Directions: From State College, take Route 26 south to Pine Grove Mills. In Pine Grove Mills, bear left at the flashing light and continue on Rt. 26 up over Tussey Mountain. Continue south on Rt. 26 to McAlevy's Fort. Proceed past a fire station on the right, over a bridge to a stop sign. At the stop sign, make a left onto Route 305, Greenwood Road. Follow Greenwood Road seven tenths of a mile and turn right onto Barr Road, which is just past a large brick church on the left. Continue on Barr Road for six tenths of a mile and turn left onto Davis Road. Follow Davis Road 1.2 to East Branch Road. Turn right onto East Branch Road. Follow East Branch Road 1.6 miles to Allensville Road on the left, a dirt road with no winter maintenance. Follow Allensville Road three miles to the top of Stone Mountain. Watch Locations

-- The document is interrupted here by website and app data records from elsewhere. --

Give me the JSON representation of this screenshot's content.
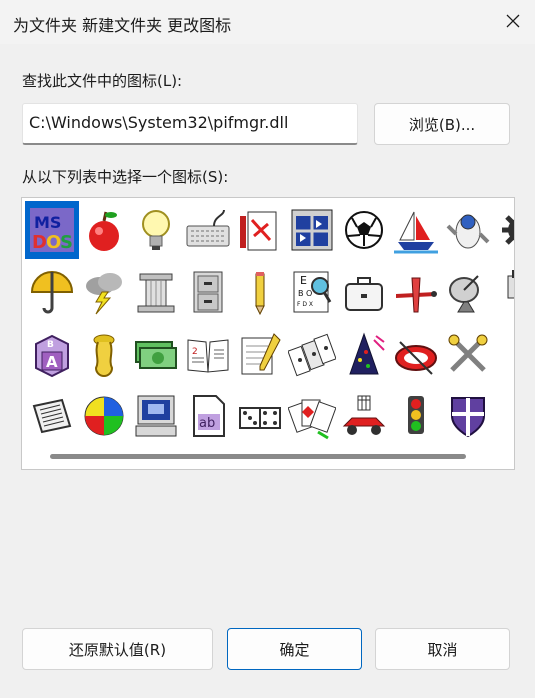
{
  "window": {
    "title": "为文件夹 新建文件夹 更改图标"
  },
  "search_label": "查找此文件中的图标(L):",
  "path_value": "C:\\Windows\\System32\\pifmgr.dll",
  "browse_button": "浏览(B)...",
  "list_label": "从以下列表中选择一个图标(S):",
  "icons": [
    "ms-dos-icon",
    "apple-icon",
    "light-bulb-icon",
    "keyboard-icon",
    "pencil-document-icon",
    "window-icon",
    "soccer-ball-icon",
    "sailboat-icon",
    "astronaut-icon",
    "gear-icon",
    "umbrella-icon",
    "storm-cloud-icon",
    "column-icon",
    "file-cabinet-icon",
    "pencil-icon",
    "eye-chart-icon",
    "briefcase-icon",
    "airplane-icon",
    "satellite-dish-icon",
    "plug-icon",
    "toy-block-icon",
    "trumpet-icon",
    "money-icon",
    "open-book-icon",
    "note-pencil-icon",
    "dominoes-icon",
    "party-hat-icon",
    "raft-icon",
    "crossed-tools-icon",
    "newspaper-icon",
    "beach-ball-icon",
    "computer-icon",
    "font-file-icon",
    "dice-icon",
    "playing-cards-icon",
    "race-car-icon",
    "traffic-light-icon",
    "shield-icon"
  ],
  "buttons": {
    "restore": "还原默认值(R)",
    "ok": "确定",
    "cancel": "取消"
  }
}
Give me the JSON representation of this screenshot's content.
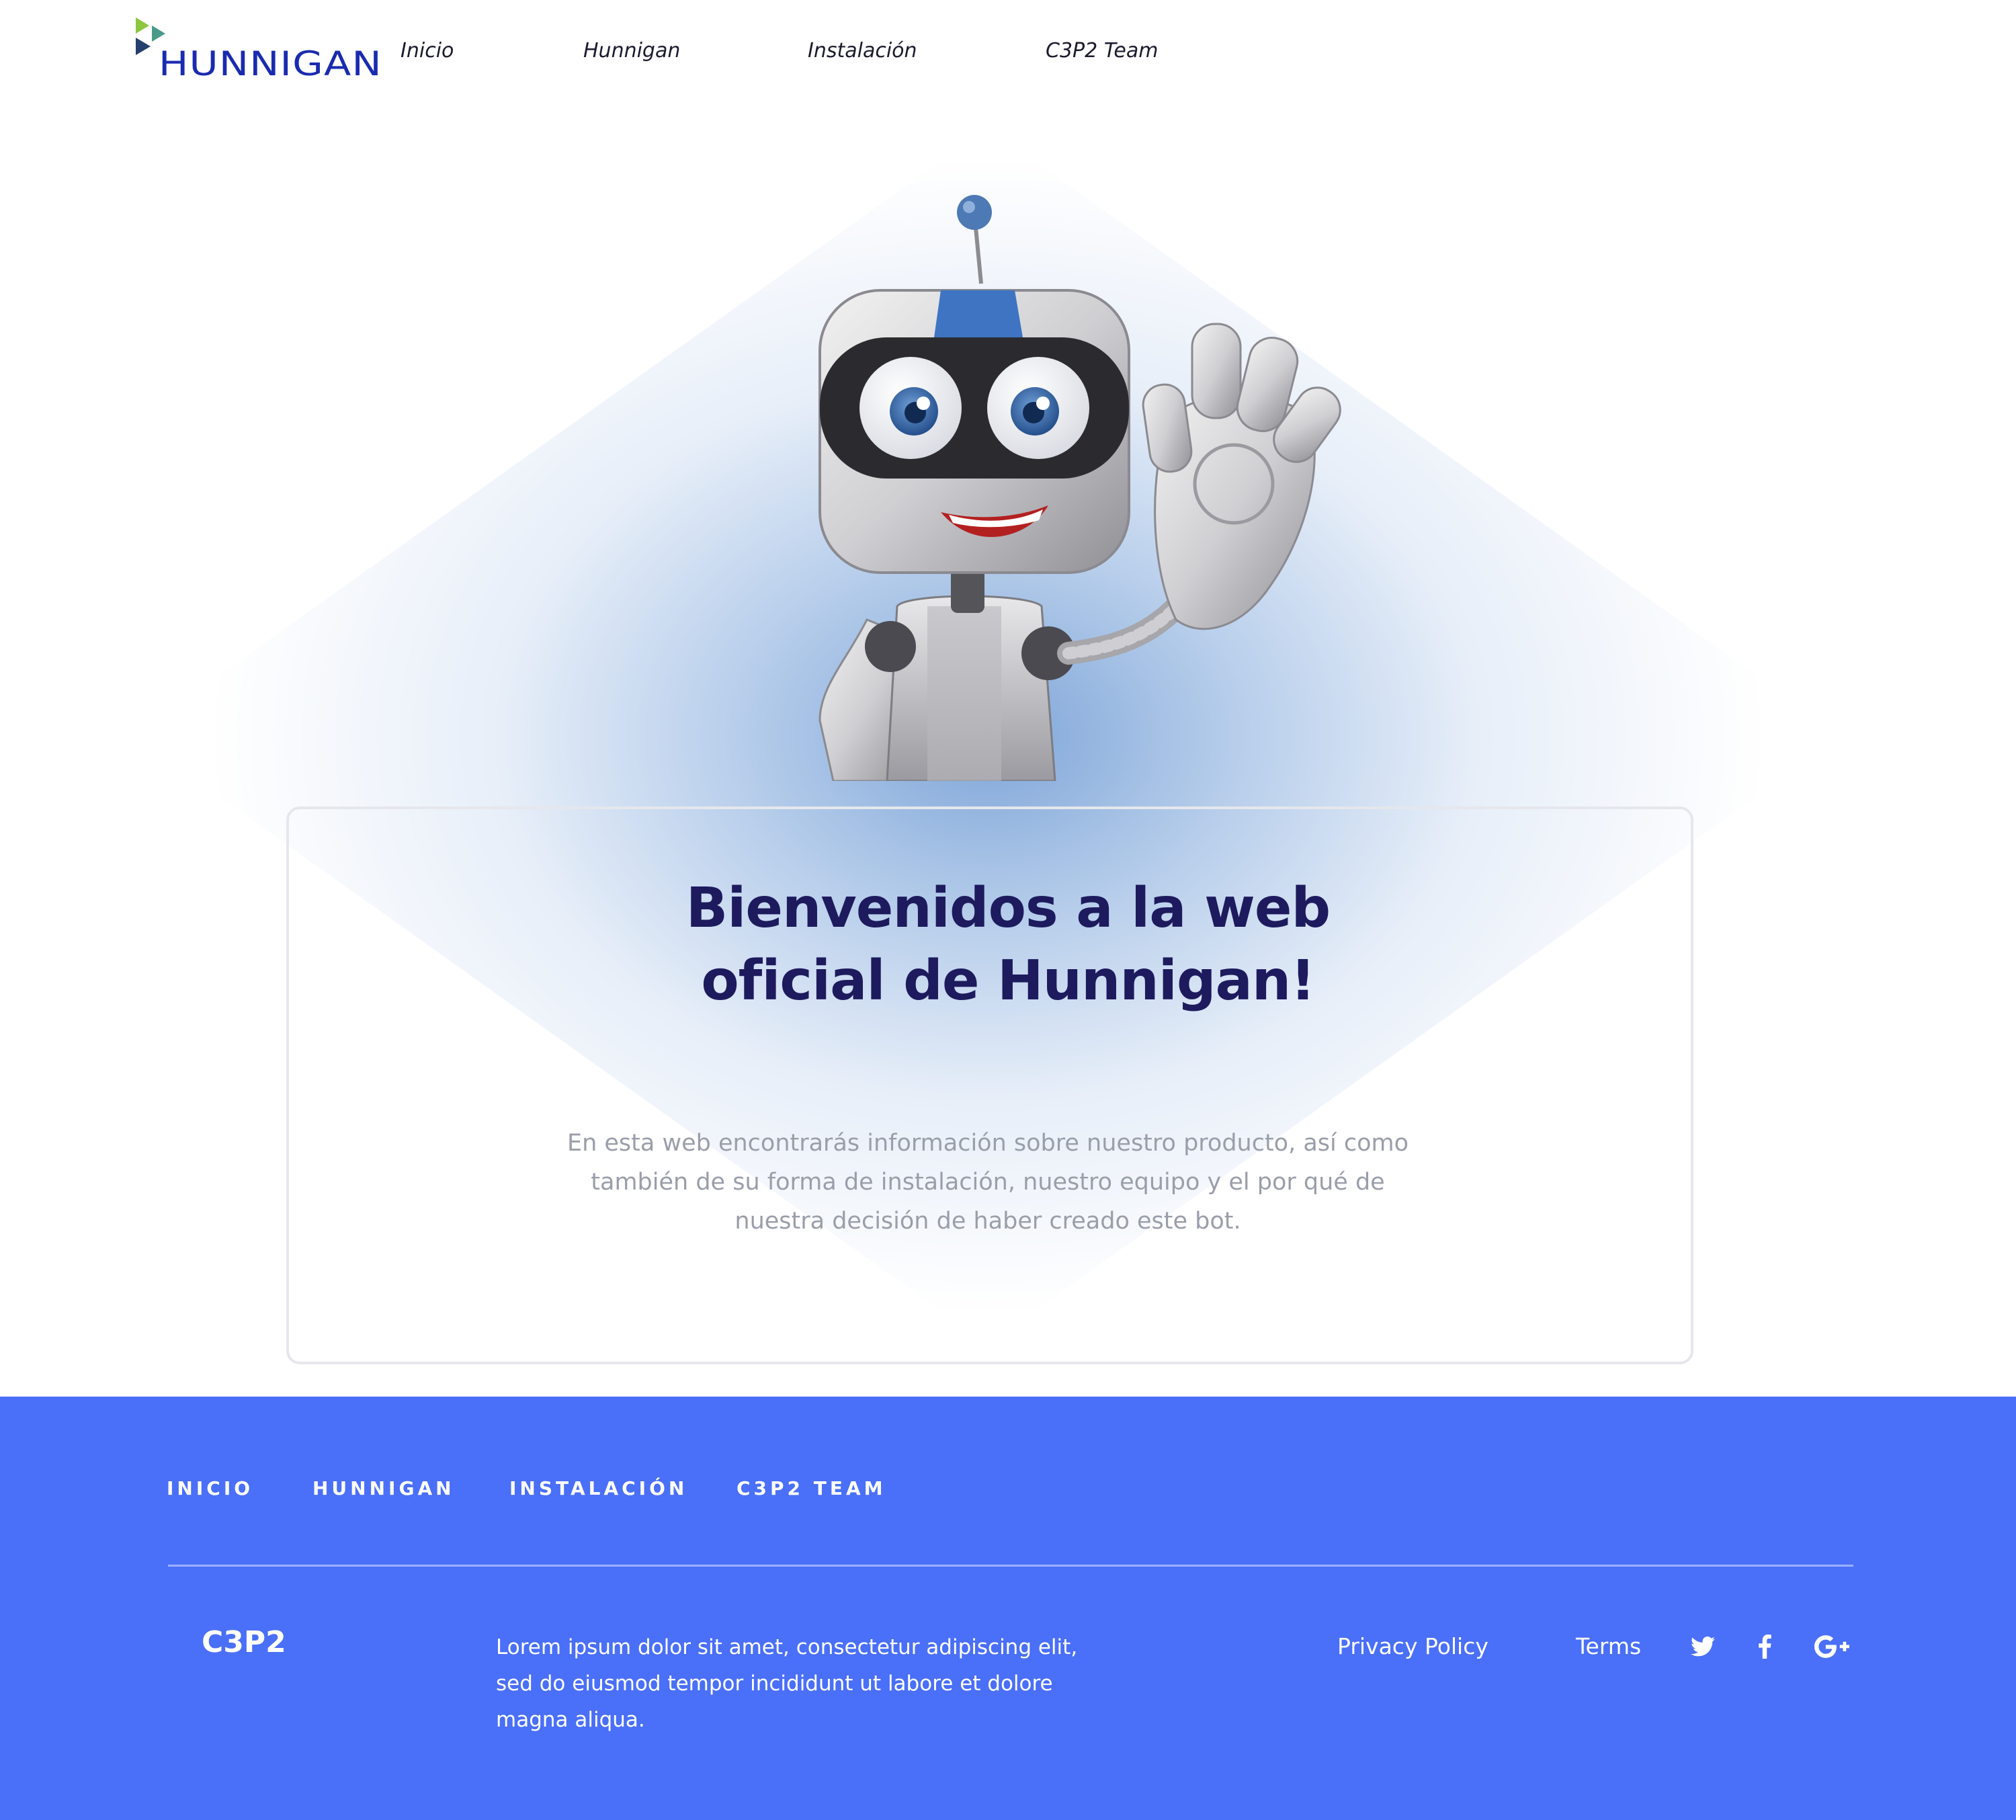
{
  "header": {
    "logo_text": "HUNNIGAN",
    "nav": [
      "Inicio",
      "Hunnigan",
      "Instalación",
      "C3P2 Team"
    ]
  },
  "hero": {
    "title_line1": "Bienvenidos a la web",
    "title_line2": "oficial de Hunnigan!",
    "description": "En esta web encontrarás información sobre nuestro producto, así como también de su forma de instalación, nuestro equipo y el por qué de nuestra decisión de haber creado este bot."
  },
  "footer": {
    "nav": [
      "INICIO",
      "HUNNIGAN",
      "INSTALACIÓN",
      "C3P2 TEAM"
    ],
    "brand": "C3P2",
    "text": "Lorem ipsum dolor sit amet, consectetur adipiscing elit, sed do eiusmod tempor incididunt ut labore et dolore magna aliqua.",
    "privacy": "Privacy Policy",
    "terms": "Terms",
    "social_icons": [
      "twitter-icon",
      "facebook-icon",
      "google-plus-icon"
    ]
  },
  "colors": {
    "logo_blue": "#1a2bb0",
    "logo_green": "#8dc63f",
    "title": "#1d1a5e",
    "description": "#9a9eaa",
    "footer_bg": "#4a6ff8",
    "glow": "#7ea6d8"
  }
}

At the very top, park on the left side of Allensville Road. Follow the trail north (left of the road) into the woods. After 50 yards cross a rock field and follow the orange-blazed, Standing Stone Trail, also known as the Link Trail. Follow the trail five to 10 minutes along the ridge to the hawk viewing platform. The three-tenths-mile trail leading to the hawk watch site is moderate to difficult hiking along a rocky trail. The trail is marked with orange blazes.